Jeffrey Richmond-Moll, PhD, the Georgia Museum of Art’s curator of American art, who organized the exhibition, said, “Athens, Georgia has long been known as a music town, but it is also a prolific community of photographers, from the artists who continue to call this place home to the ones who have honed their craft here as students at the University of Georgia. For this reason, we are also excited to include a gallery highlighting the role Athens plays in the history of Southern photography while the show is on view at the Georgia Museum of Art. These works show Athens as a center of gravity for alternative culture and as a microcosm for the changing American South that the rest of the exhibition presents to its viewers.”
Reckonings and Reconstructions will be accompanied by the first comprehensive catalogue of the Do Good Fund’s photographic holdings, co-published by the museum and the University of Georgia Press. The exhibition and catalogue are generously sponsored by the Wyeth Foundation for American Art, the Furthermore Foundation, the Bradley Hale Fund for Southern Studies at the University of Georgia Press, the W. Newton Morris Charitable Foundation Fund, and the Friends of the Georgia Museum of Art.
The exhibition will travel to the Chrysler Museum of Art, August 11–November 5, 2023; the Lowe Art Museum, University of Miami, February 8–May 18, 2024, and the Figge Art Museum, June 15–September 8, 2024.
About the Chrysler Museum of Art

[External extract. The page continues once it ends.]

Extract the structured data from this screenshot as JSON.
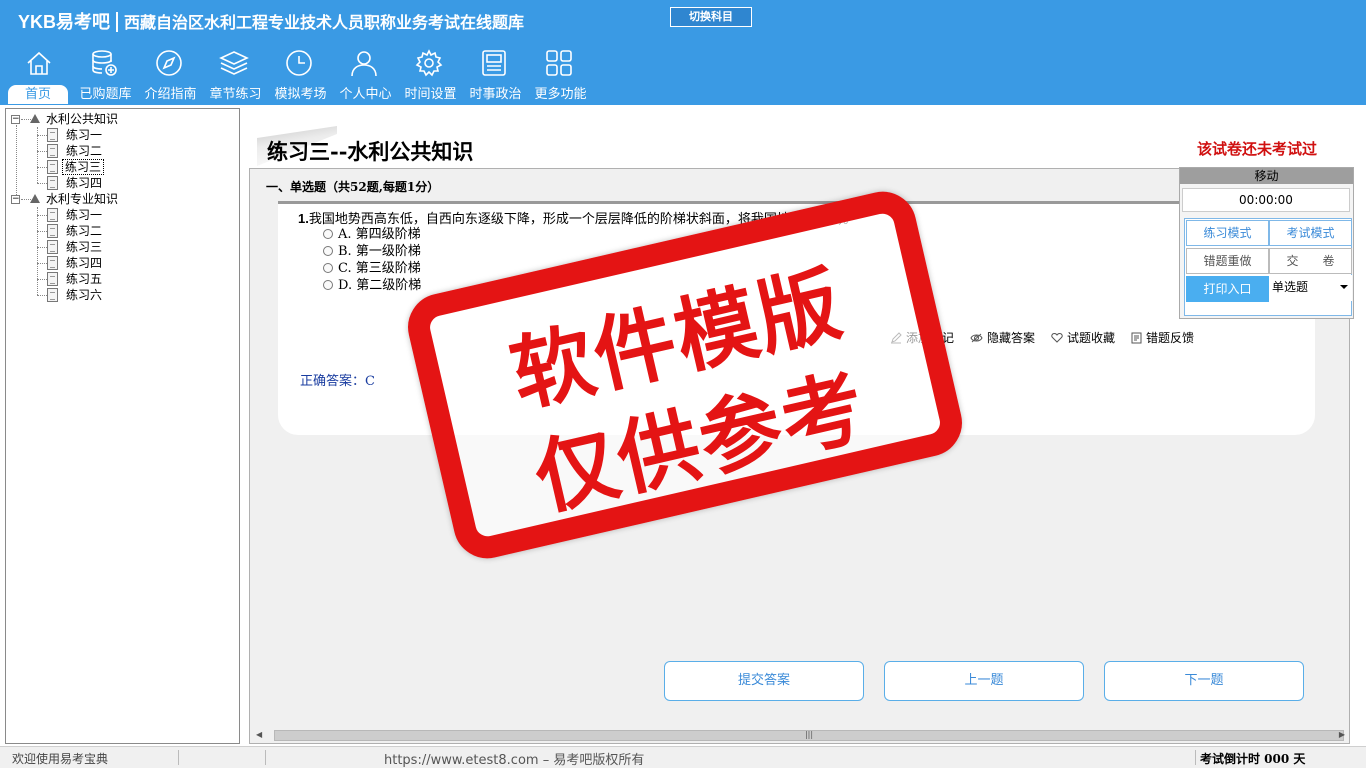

The Chrysler Museum of Art is one of America’s most distinguished mid-sized art museums, with a nationally recognized collection of more than 30,000 objects, including one of the great glass collections in America. The core of the Chrysler’s collection comes from Walter P. Chrysler, Jr., an avid art collector who donated thousands of objects from his private collection to the Museum. The Museum has growing collections in many areas and mounts an ambitious schedule of visiting exhibitions and educational programs each season. The Chrysler has also been recognized nationally for its unique commitment to hospitality with its innovative gallery host program.
The Perry Glass Studio is a state-of-the-art facility on the Museum’s campus. The studio offers programming for aspiring and master artists alike in a variety of processes, including glassblowing, fusing, flameworking, coldworking, and neon.
In addition, the Chrysler Museum of Art administers the Moses Myers House, a historic house in downtown Norfolk, as well as the Jean Outland Chrysler Library. For more information on the Chrysler Museum of Art, visit chrysler.org.
About the Georgia Museum of Art
The W. Newton Morris Charitable Foundation Fund and the Friends of the Georgia Museum of Art support exhibitions and programs at the Georgia Museum of Art. The Georgia Council for the Arts also provides support through the appropriations of the Georgia General Assembly. GCA receives support from its partner agency, the National Endowment for the Arts. Individuals, foundations, and corporations provide additional museum support through their gifts to the University of Georgia Foundation. The museum is located in the Performing and Visual Arts Complex on the East Campus of the University of Georgia. The address is 90 Carlton Street, University of Georgia, Athens, Ga. 30602-1502. For more information, including hours, see http://www.georgiamuseum.org or call 706-542-4662.